*TASK OBJECTIVE*
Every line in the data below has to be repeated exactly; no picture belongs in the result.

*EXERCISE INPUTS*
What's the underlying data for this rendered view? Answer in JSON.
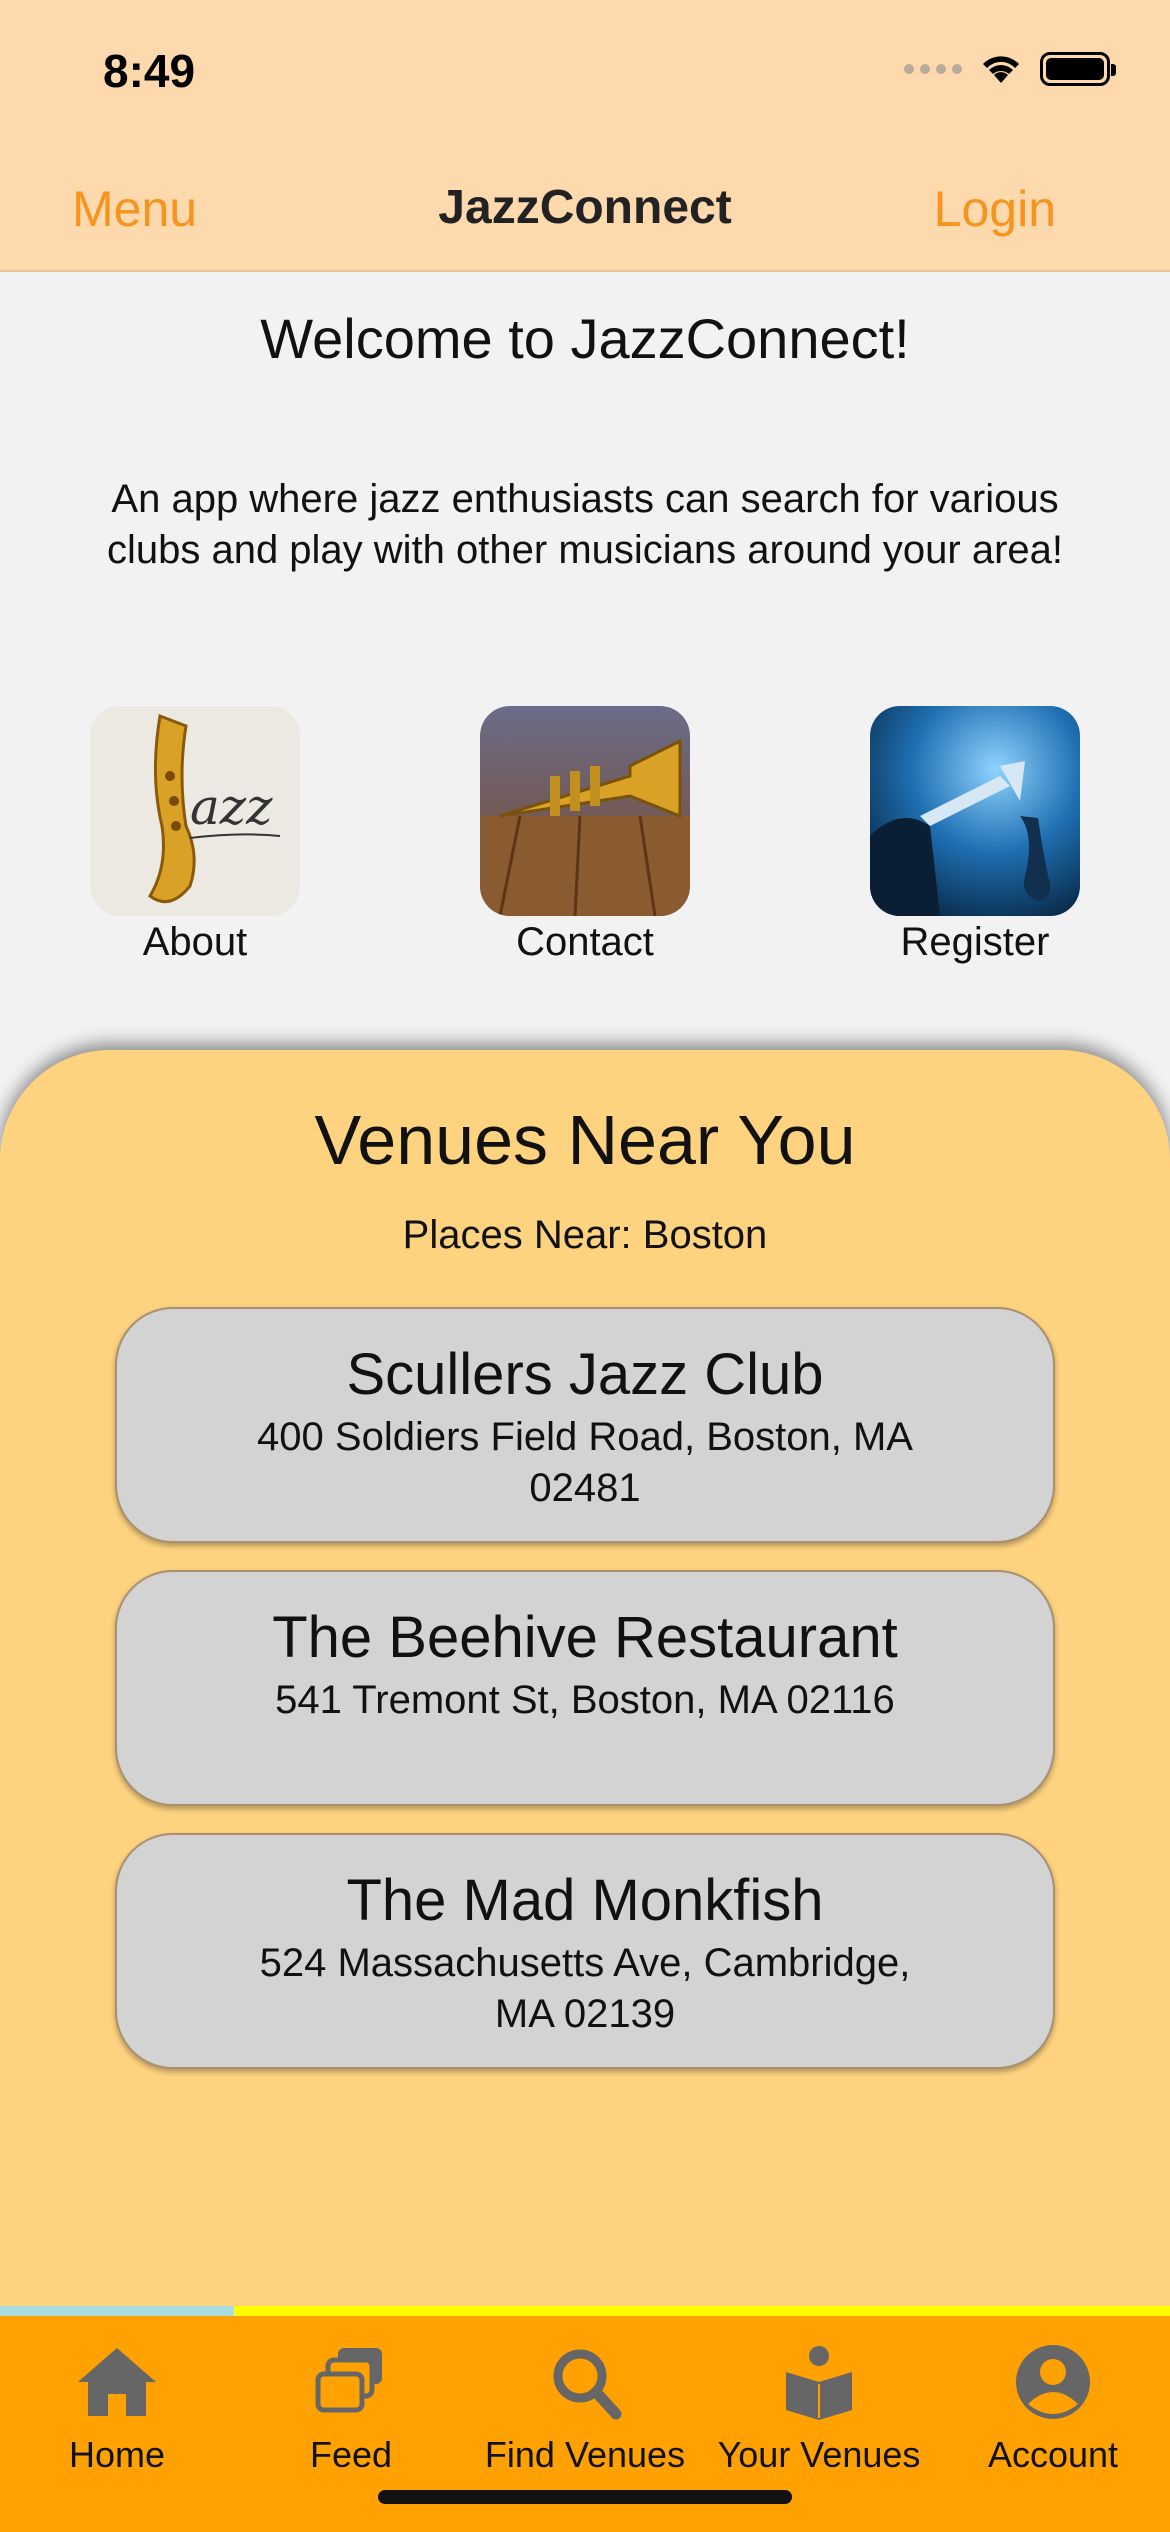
{
  "status_bar": {
    "time": "8:49"
  },
  "nav": {
    "left": "Menu",
    "title": "JazzConnect",
    "right": "Login"
  },
  "welcome": "Welcome to JazzConnect!",
  "intro_line1": "An app where jazz enthusiasts can search for various",
  "intro_line2": "clubs and play with other musicians around your area!",
  "tiles": [
    {
      "label": "About",
      "image": "saxophone-jazz-image"
    },
    {
      "label": "Contact",
      "image": "trumpet-image"
    },
    {
      "label": "Register",
      "image": "jazz-band-image"
    }
  ],
  "venues_panel": {
    "title": "Venues Near You",
    "subtitle": "Places Near: Boston",
    "venues": [
      {
        "name": "Scullers Jazz Club",
        "address": "400 Soldiers Field Road, Boston, MA 02481"
      },
      {
        "name": "The Beehive Restaurant",
        "address": "541 Tremont St, Boston, MA 02116"
      },
      {
        "name": "The Mad Monkfish",
        "address": "524 Massachusetts Ave, Cambridge, MA 02139"
      }
    ]
  },
  "tabs": [
    {
      "label": "Home",
      "icon": "home-icon"
    },
    {
      "label": "Feed",
      "icon": "feed-icon"
    },
    {
      "label": "Find Venues",
      "icon": "search-icon"
    },
    {
      "label": "Your Venues",
      "icon": "reading-person-icon"
    },
    {
      "label": "Account",
      "icon": "account-icon"
    }
  ],
  "colors": {
    "nav_bg": "#fed9ae",
    "nav_accent": "#f7941d",
    "panel_bg": "#fed380",
    "card_bg": "#d3d3d3",
    "tabbar_bg": "#ffa100",
    "tab_icon": "#666666"
  }
}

*SOLUTION FOR THIS PROBLEM*
What's the underlying data for this rendered view? Answer in JSON.
{
  "status_bar": {
    "time": "8:49"
  },
  "nav": {
    "left": "Menu",
    "title": "JazzConnect",
    "right": "Login"
  },
  "welcome": "Welcome to JazzConnect!",
  "intro_line1": "An app where jazz enthusiasts can search for various",
  "intro_line2": "clubs and play with other musicians around your area!",
  "tiles": [
    {
      "label": "About",
      "image": "saxophone-jazz-image"
    },
    {
      "label": "Contact",
      "image": "trumpet-image"
    },
    {
      "label": "Register",
      "image": "jazz-band-image"
    }
  ],
  "venues_panel": {
    "title": "Venues Near You",
    "subtitle": "Places Near: Boston",
    "venues": [
      {
        "name": "Scullers Jazz Club",
        "address": "400 Soldiers Field Road, Boston, MA 02481"
      },
      {
        "name": "The Beehive Restaurant",
        "address": "541 Tremont St, Boston, MA 02116"
      },
      {
        "name": "The Mad Monkfish",
        "address": "524 Massachusetts Ave, Cambridge, MA 02139"
      }
    ]
  },
  "tabs": [
    {
      "label": "Home",
      "icon": "home-icon"
    },
    {
      "label": "Feed",
      "icon": "feed-icon"
    },
    {
      "label": "Find Venues",
      "icon": "search-icon"
    },
    {
      "label": "Your Venues",
      "icon": "reading-person-icon"
    },
    {
      "label": "Account",
      "icon": "account-icon"
    }
  ],
  "colors": {
    "nav_bg": "#fed9ae",
    "nav_accent": "#f7941d",
    "panel_bg": "#fed380",
    "card_bg": "#d3d3d3",
    "tabbar_bg": "#ffa100",
    "tab_icon": "#666666"
  }
}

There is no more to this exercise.